As we drove across Kansas, my husband said, “Now a school bus is passing me. Am I that old?” Later, at a rest area, we switched places so Joel could nap; I then drove 50 miles with a turn signal blinking.
Yes, we’re that old.
Mental lapses now dot my life the way Starbucks dot the universe. Last week, I acknowledged a lady by name, then realized I didn’t know her; I also missed an appointment written in capital letters and underlined on my calendar. Two days later, I couldn’t find the cup of coffee I’d poured until Joel asked why I’d put it in the refrigerator, a query which caused me to lose my sense of humor, as well.
Then, last night, I woke up in a panic after dreaming the pigs were out, and I needed to call Joel so he could round them up. But, I couldn’t remember his cellphone number no matter how many times I thumped my head. Even after awakening, I needed two minutes of total concentration to remember seven digits I know as well as my name. By then, the pigs had disappeared.
I tell myself I have these lapses because I know more than I did when young. In my prime, I imagined my brain as a sleek computer, which quickly scanned for and found anything I requested. But now, years later, after stuffing my head with a lifetime’s accumulation of knowledge, experiences, names and nonsense, I see my brain as an exhausted librarian who’s looked after everything I’ve sent her since the day I was born. Tired, crotchety and overworked, she grumbles as she totters here and there on swollen ankles, searching for bits of knowledge she tucked away years ago. Sometimes, it takes the poor old lady weeks to stumble across the information I need.
So, aware of the aged equipment I’m working with, I fret when I can’t remember the date or alphabetical order. I’m concerned when I can’t find my tooth brush or a bunch of green onions, and I worry when, after carefully checking the refrigerator before going to the store, I come home with another half-gallon of milk to go with the two we already have.
Really, I’m worried about both Joel and me.
A while back, I walked inside on a sunny afternoon carrying a carton that contained a new vacuum I decided to assemble before starting dinner: a decision that nearly undid me. My troubles began with a ne’er-do-well formatter with 20/20 eyesight who chose a tiny, gray font for the vacuum’s manual. Though I was wearing my glasses, I had to turn on the overhead light, stand by a window and squint to read the assembly instructions, which, evidently, I did poorly, because I spent five minutes trying to connect the suction hose to the circled insignia on top of the sweeper.

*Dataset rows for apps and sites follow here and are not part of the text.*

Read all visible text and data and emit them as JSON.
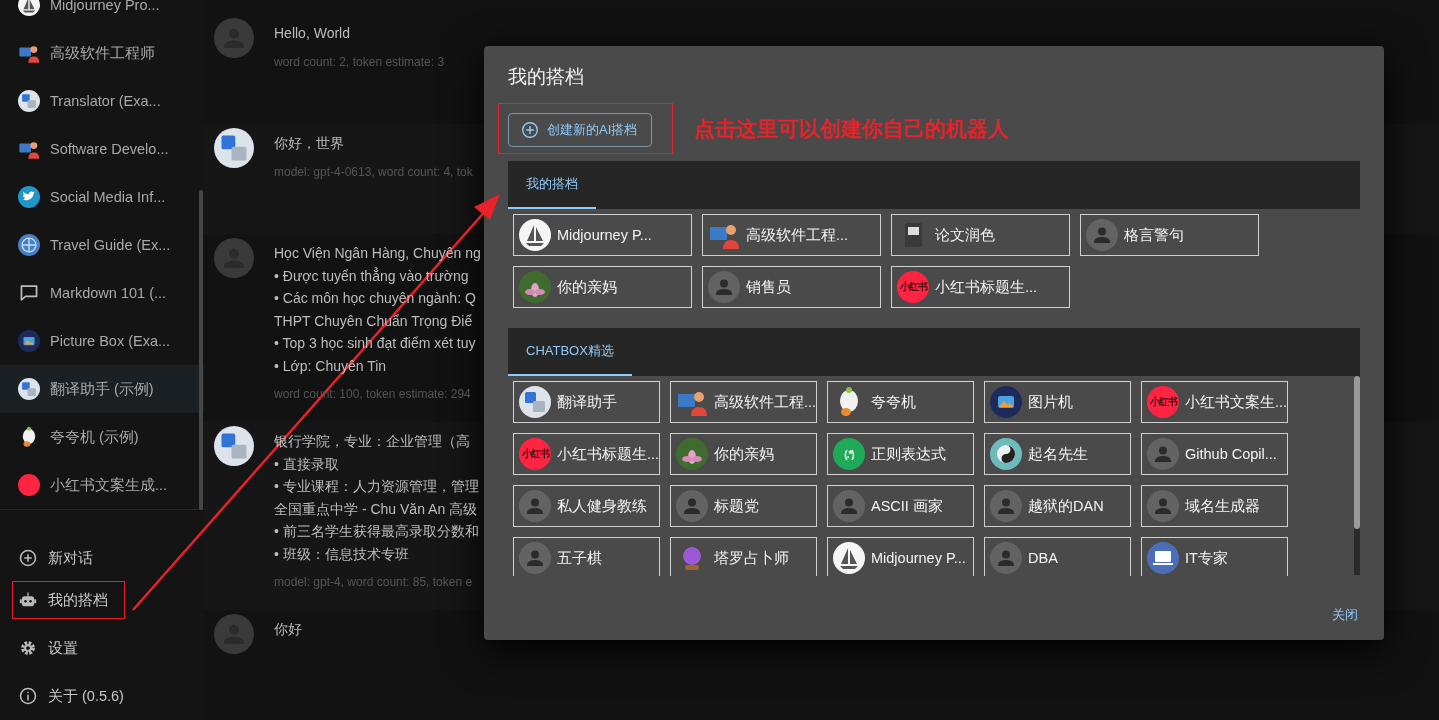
{
  "sidebar": {
    "sessions": [
      {
        "label": "Midjourney Pro...",
        "kind": "sailboat",
        "selected": false
      },
      {
        "label": "高级软件工程师",
        "kind": "coder",
        "selected": false
      },
      {
        "label": "Translator (Exa...",
        "kind": "translate",
        "selected": false
      },
      {
        "label": "Software Develo...",
        "kind": "coder",
        "selected": false
      },
      {
        "label": "Social Media Inf...",
        "kind": "bird",
        "selected": false
      },
      {
        "label": "Travel Guide (Ex...",
        "kind": "globe",
        "selected": false
      },
      {
        "label": "Markdown 101 (...",
        "kind": "chat",
        "selected": false
      },
      {
        "label": "Picture Box (Exa...",
        "kind": "picture",
        "selected": false
      },
      {
        "label": "翻译助手 (示例)",
        "kind": "translate",
        "selected": true
      },
      {
        "label": "夸夸机 (示例)",
        "kind": "mascot",
        "selected": false
      },
      {
        "label": "小红书文案生成...",
        "kind": "xhs",
        "selected": false
      }
    ],
    "actions": [
      {
        "label": "新对话",
        "kind": "plus",
        "annotated": false
      },
      {
        "label": "我的搭档",
        "kind": "robot",
        "annotated": true
      },
      {
        "label": "设置",
        "kind": "gear",
        "annotated": false
      },
      {
        "label": "关于 (0.5.6)",
        "kind": "info",
        "annotated": false
      }
    ]
  },
  "messages": [
    {
      "kind": "user",
      "lines": [
        "Hello, World"
      ],
      "meta": "word count: 2, token estimate: 3"
    },
    {
      "kind": "assistant",
      "lines": [
        "你好，世界"
      ],
      "meta": "model: gpt-4-0613, word count: 4, tok"
    },
    {
      "kind": "user",
      "lines": [
        "Học Viện Ngân Hàng, Chuyên ng",
        "• Được tuyển thẳng vào trường",
        "• Các môn học chuyên ngành: Q",
        "THPT Chuyên Chuẩn Trọng Điể",
        "• Top 3 học sinh đạt điểm xét tuy",
        "• Lớp: Chuyên Tin"
      ],
      "meta": "word count: 100, token estimate: 294"
    },
    {
      "kind": "assistant",
      "lines": [
        "银行学院，专业：企业管理（高",
        "• 直接录取",
        "• 专业课程：人力资源管理，管理",
        "全国重点中学 - Chu Văn An 高级",
        "• 前三名学生获得最高录取分数和",
        "• 班级：信息技术专班"
      ],
      "meta": "model: gpt-4, word count: 85, token e"
    },
    {
      "kind": "user",
      "lines": [
        "你好"
      ]
    }
  ],
  "dialog": {
    "title": "我的搭档",
    "create_button": {
      "label": "创建新的AI搭档",
      "annotated": true
    },
    "callout": "点击这里可以创建你自己的机器人",
    "sections": [
      {
        "tab": {
          "label": "我的搭档",
          "selected": true
        },
        "items": [
          {
            "label": "Midjourney P...",
            "kind": "sailboat"
          },
          {
            "label": "高级软件工程...",
            "kind": "coder"
          },
          {
            "label": "论文润色",
            "kind": "book"
          },
          {
            "label": "格言警句",
            "kind": "person"
          },
          {
            "label": "你的亲妈",
            "kind": "lotus"
          },
          {
            "label": "销售员",
            "kind": "person"
          },
          {
            "label": "小红书标题生...",
            "kind": "xhs",
            "icon_text": "小红书"
          }
        ]
      },
      {
        "tab": {
          "label": "CHATBOX精选",
          "selected": true
        },
        "items": [
          {
            "label": "翻译助手",
            "kind": "translate"
          },
          {
            "label": "高级软件工程...",
            "kind": "coder"
          },
          {
            "label": "夸夸机",
            "kind": "mascot"
          },
          {
            "label": "图片机",
            "kind": "picture"
          },
          {
            "label": "小红书文案生...",
            "kind": "xhs",
            "icon_text": "小红书"
          },
          {
            "label": "小红书标题生...",
            "kind": "xhs",
            "icon_text": "小红书"
          },
          {
            "label": "你的亲妈",
            "kind": "lotus"
          },
          {
            "label": "正则表达式",
            "kind": "regex",
            "icon_text": "(.*)"
          },
          {
            "label": "起名先生",
            "kind": "taiji"
          },
          {
            "label": "Github Copil...",
            "kind": "person"
          },
          {
            "label": "私人健身教练",
            "kind": "person"
          },
          {
            "label": "标题党",
            "kind": "person"
          },
          {
            "label": "ASCII 画家",
            "kind": "person"
          },
          {
            "label": "越狱的DAN",
            "kind": "person"
          },
          {
            "label": "域名生成器",
            "kind": "person"
          },
          {
            "label": "五子棋",
            "kind": "person"
          },
          {
            "label": "塔罗占卜师",
            "kind": "crystal"
          },
          {
            "label": "Midjourney P...",
            "kind": "sailboat"
          },
          {
            "label": "DBA",
            "kind": "person"
          },
          {
            "label": "IT专家",
            "kind": "laptop"
          }
        ]
      }
    ],
    "close_button": "关闭"
  }
}
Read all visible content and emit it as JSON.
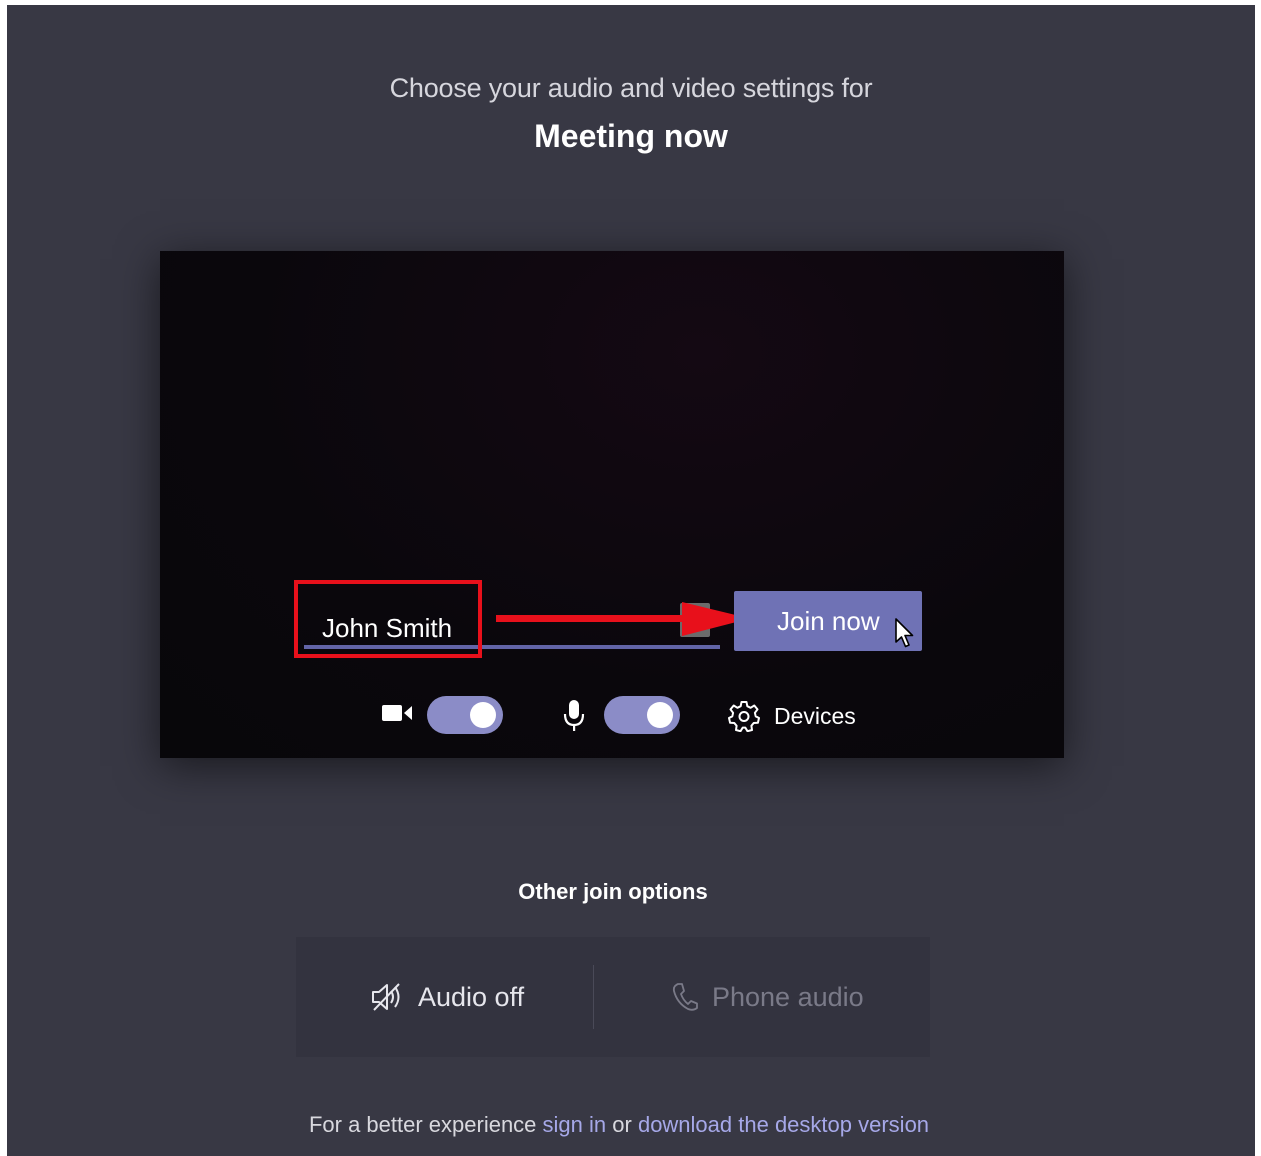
{
  "header": {
    "subtitle": "Choose your audio and video settings for",
    "meeting_title": "Meeting now"
  },
  "prejoin": {
    "name_value": "John Smith",
    "join_label": "Join now",
    "camera_toggle_on": true,
    "mic_toggle_on": true,
    "devices_label": "Devices"
  },
  "other_options": {
    "title": "Other join options",
    "audio_off_label": "Audio off",
    "phone_audio_label": "Phone audio"
  },
  "footer": {
    "prefix": "For a better experience",
    "sign_in": "sign in",
    "or": "or",
    "download": "download the desktop version"
  },
  "colors": {
    "background": "#383844",
    "accent": "#6264a7",
    "button": "#6f72b5",
    "annotation": "#e8101b",
    "link": "#a6a8e8"
  }
}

After several such missteps, I finally managed to assemble the vacuum and take it for a trial run. Its easy movement and quiet hum impressed me, but I didn’t like the way it tried to eat area rugs. When I bent double to peer at the teeny-tiny setting labels to see if I’d set the sweeper too low, my upside-down position caused my glasses to fall off, and I discovered I’d been wearing my extra-dark sun glasses during the entire, miserable experience.
A short time later, Joel walked into the house talking on his cellphone. When he saw me, he held his hand over the mouthpiece and hissed, “Janet, have you seen my phone? I can’t find it!”
We shouldn’t be allowed to live on our own.
Sheridan’s book, “A Seasoned Life Lived in Small Towns,” is available in Craig at Downtown Books and Steamboat Springs at Off the Beaten Path Bookstore. She also blogs at auntbeulah.com on the first and 15th of every month.
On a cool autumn afternoon in 1914 Hayden, a human being was seen occupying space previously reserved for only birds, clouds and celestial bodies. It was a monumental occasion — one that shook the very fiber of reality for the people of Northwest Colorado.